National Geographic has signed a five-year first-look deal on unscripted content with Will Smith’s Westbrook Studios. “Having spent the past two years working with Will and the team at Westbrook Studios on Welcome to Earth, we are thrilled to be expanding our relationship with them and entering into a long-term partnership to produce blockbuster nonfiction content,” National Geographic Content President Courteney Monroe said in a release.
The agreement was announced by Monroe yesterday during the company’s TCA summer session, covering the development of unscripted original projects in the adventure, exploration, travel and science genres for all of the company’s TV platforms and Nat Geo-produced Disney+ Originals.
The first-look deal was led by Terence Carter, Westbrook’s co-president and head of television, and Alan Eyres, National Geographic’s senior vice president of development and production. The partnership between Nat Geo and Westbrook Studios was brokered by Creative Artists Agency (CAA). “Will and I are thrilled to partner with National Geographic to bring the astonishing imagery of nature and science to screens around the world,” Westbrook’s Carter said. “We strive to empower artists to tell stories that connect humanity, and Courteney and the entire Nat Geo team share that vision.”

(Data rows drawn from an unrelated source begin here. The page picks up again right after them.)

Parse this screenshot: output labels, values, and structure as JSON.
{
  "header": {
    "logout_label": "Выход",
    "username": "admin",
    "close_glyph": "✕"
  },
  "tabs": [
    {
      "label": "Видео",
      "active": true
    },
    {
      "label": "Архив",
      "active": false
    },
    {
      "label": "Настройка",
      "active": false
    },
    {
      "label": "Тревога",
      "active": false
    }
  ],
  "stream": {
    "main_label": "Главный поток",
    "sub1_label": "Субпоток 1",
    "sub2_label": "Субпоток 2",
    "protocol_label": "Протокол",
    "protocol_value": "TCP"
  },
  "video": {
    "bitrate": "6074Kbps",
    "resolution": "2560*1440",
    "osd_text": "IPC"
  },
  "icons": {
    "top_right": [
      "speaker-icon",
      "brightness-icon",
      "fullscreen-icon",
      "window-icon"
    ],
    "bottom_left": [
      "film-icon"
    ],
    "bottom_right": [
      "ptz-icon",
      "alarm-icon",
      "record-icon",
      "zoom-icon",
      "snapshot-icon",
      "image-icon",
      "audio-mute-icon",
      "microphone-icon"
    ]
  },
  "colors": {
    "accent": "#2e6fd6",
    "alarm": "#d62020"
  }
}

The move follows the debut of new Smith-fronted non-fiction series Welcome to Earth, produced by Westbrook Studios along with Darren Aronofsky’s Protozoa Pictures and Jane Root‘s Nutopia, which is slated to premiere on Disney+ later this year. “Will and Westbrook share our passion for telling bold, best-in-class stories that ignite curiosity and inspire people to explore and care about our world, and we can’t wait to see where our next adventures together take us,” Monroe said.
Having spent the past two years working with Will and the team at Westbrook Studios on Welcome to Earth, we are thrilled to be expanding our relationship with them and entering into a long-term partnership to produce blockbuster nonfiction content.” Courteney Monroe President, National Geographic Content